Print each record below word for word.

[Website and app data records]
----------

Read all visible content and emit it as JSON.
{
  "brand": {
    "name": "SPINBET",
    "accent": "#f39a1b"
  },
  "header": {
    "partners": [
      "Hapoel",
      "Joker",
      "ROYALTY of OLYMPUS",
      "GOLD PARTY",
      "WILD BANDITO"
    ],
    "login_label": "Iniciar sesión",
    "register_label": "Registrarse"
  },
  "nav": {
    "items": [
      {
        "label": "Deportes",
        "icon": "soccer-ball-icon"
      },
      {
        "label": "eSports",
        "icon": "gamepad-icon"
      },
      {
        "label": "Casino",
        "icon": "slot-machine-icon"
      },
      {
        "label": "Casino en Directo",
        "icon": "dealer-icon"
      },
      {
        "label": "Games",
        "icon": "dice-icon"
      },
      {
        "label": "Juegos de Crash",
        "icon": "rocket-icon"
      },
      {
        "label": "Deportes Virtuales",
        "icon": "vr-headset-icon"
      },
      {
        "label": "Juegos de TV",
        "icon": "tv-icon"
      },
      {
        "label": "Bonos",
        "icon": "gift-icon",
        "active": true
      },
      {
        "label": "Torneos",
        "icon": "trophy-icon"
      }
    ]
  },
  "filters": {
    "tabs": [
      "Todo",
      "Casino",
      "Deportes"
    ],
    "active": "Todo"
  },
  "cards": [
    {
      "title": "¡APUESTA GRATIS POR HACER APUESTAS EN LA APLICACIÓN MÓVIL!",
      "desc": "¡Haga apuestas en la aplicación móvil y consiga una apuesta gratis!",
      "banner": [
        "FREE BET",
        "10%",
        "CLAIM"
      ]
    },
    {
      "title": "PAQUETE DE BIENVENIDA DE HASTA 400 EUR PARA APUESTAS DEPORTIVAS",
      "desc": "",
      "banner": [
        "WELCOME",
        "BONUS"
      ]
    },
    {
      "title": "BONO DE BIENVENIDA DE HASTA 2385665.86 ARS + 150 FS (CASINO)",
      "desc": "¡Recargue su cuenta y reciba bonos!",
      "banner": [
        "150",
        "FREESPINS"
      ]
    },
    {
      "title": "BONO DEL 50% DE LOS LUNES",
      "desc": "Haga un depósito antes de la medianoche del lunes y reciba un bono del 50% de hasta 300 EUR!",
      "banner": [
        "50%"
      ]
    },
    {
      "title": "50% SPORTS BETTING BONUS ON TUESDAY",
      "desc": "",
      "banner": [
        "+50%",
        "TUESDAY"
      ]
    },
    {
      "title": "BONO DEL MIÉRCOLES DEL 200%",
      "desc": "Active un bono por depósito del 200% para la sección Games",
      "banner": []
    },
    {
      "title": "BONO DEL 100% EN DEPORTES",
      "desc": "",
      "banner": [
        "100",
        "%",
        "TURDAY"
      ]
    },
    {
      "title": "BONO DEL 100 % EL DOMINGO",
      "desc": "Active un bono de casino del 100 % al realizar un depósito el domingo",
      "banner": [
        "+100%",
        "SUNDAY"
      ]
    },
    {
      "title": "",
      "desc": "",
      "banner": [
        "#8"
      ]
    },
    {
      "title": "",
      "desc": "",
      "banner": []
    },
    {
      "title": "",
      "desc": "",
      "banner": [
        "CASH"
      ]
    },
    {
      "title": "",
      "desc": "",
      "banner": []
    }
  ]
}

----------

▸ **OUTPUT OF THE TASK**:
Read all visible content and emit it as JSON.
{
  "brand": {
    "name": "SPINBET",
    "accent": "#f39a1b"
  },
  "header": {
    "partners": [
      "Hapoel",
      "Joker",
      "ROYALTY of OLYMPUS",
      "GOLD PARTY",
      "WILD BANDITO"
    ],
    "login_label": "Iniciar sesión",
    "register_label": "Registrarse"
  },
  "nav": {
    "items": [
      {
        "label": "Deportes",
        "icon": "soccer-ball-icon"
      },
      {
        "label": "eSports",
        "icon": "gamepad-icon"
      },
      {
        "label": "Casino",
        "icon": "slot-machine-icon"
      },
      {
        "label": "Casino en Directo",
        "icon": "dealer-icon"
      },
      {
        "label": "Games",
        "icon": "dice-icon"
      },
      {
        "label": "Juegos de Crash",
        "icon": "rocket-icon"
      },
      {
        "label": "Deportes Virtuales",
        "icon": "vr-headset-icon"
      },
      {
        "label": "Juegos de TV",
        "icon": "tv-icon"
      },
      {
        "label": "Bonos",
        "icon": "gift-icon",
        "active": true
      },
      {
        "label": "Torneos",
        "icon": "trophy-icon"
      }
    ]
  },
  "filters": {
    "tabs": [
      "Todo",
      "Casino",
      "Deportes"
    ],
    "active": "Todo"
  },
  "cards": [
    {
      "title": "¡APUESTA GRATIS POR HACER APUESTAS EN LA APLICACIÓN MÓVIL!",
      "desc": "¡Haga apuestas en la aplicación móvil y consiga una apuesta gratis!",
      "banner": [
        "FREE BET",
        "10%",
        "CLAIM"
      ]
    },
    {
      "title": "PAQUETE DE BIENVENIDA DE HASTA 400 EUR PARA APUESTAS DEPORTIVAS",
      "desc": "",
      "banner": [
        "WELCOME",
        "BONUS"
      ]
    },
    {
      "title": "BONO DE BIENVENIDA DE HASTA 2385665.86 ARS + 150 FS (CASINO)",
      "desc": "¡Recargue su cuenta y reciba bonos!",
      "banner": [
        "150",
        "FREESPINS"
      ]
    },
    {
      "title": "BONO DEL 50% DE LOS LUNES",
      "desc": "Haga un depósito antes de la medianoche del lunes y reciba un bono del 50% de hasta 300 EUR!",
      "banner": [
        "50%"
      ]
    },
    {
      "title": "50% SPORTS BETTING BONUS ON TUESDAY",
      "desc": "",
      "banner": [
        "+50%",
        "TUESDAY"
      ]
    },
    {
      "title": "BONO DEL MIÉRCOLES DEL 200%",
      "desc": "Active un bono por depósito del 200% para la sección Games",
      "banner": []
    },
    {
      "title": "BONO DEL 100% EN DEPORTES",
      "desc": "",
      "banner": [
        "100",
        "%",
        "TURDAY"
      ]
    },
    {
      "title": "BONO DEL 100 % EL DOMINGO",
      "desc": "Active un bono de casino del 100 % al realizar un depósito el domingo",
      "banner": [
        "+100%",
        "SUNDAY"
      ]
    },
    {
      "title": "",
      "desc": "",
      "banner": [
        "#8"
      ]
    },
    {
      "title": "",
      "desc": "",
      "banner": []
    },
    {
      "title": "",
      "desc": "",
      "banner": [
        "CASH"
      ]
    },
    {
      "title": "",
      "desc": "",
      "banner": []
    }
  ]
}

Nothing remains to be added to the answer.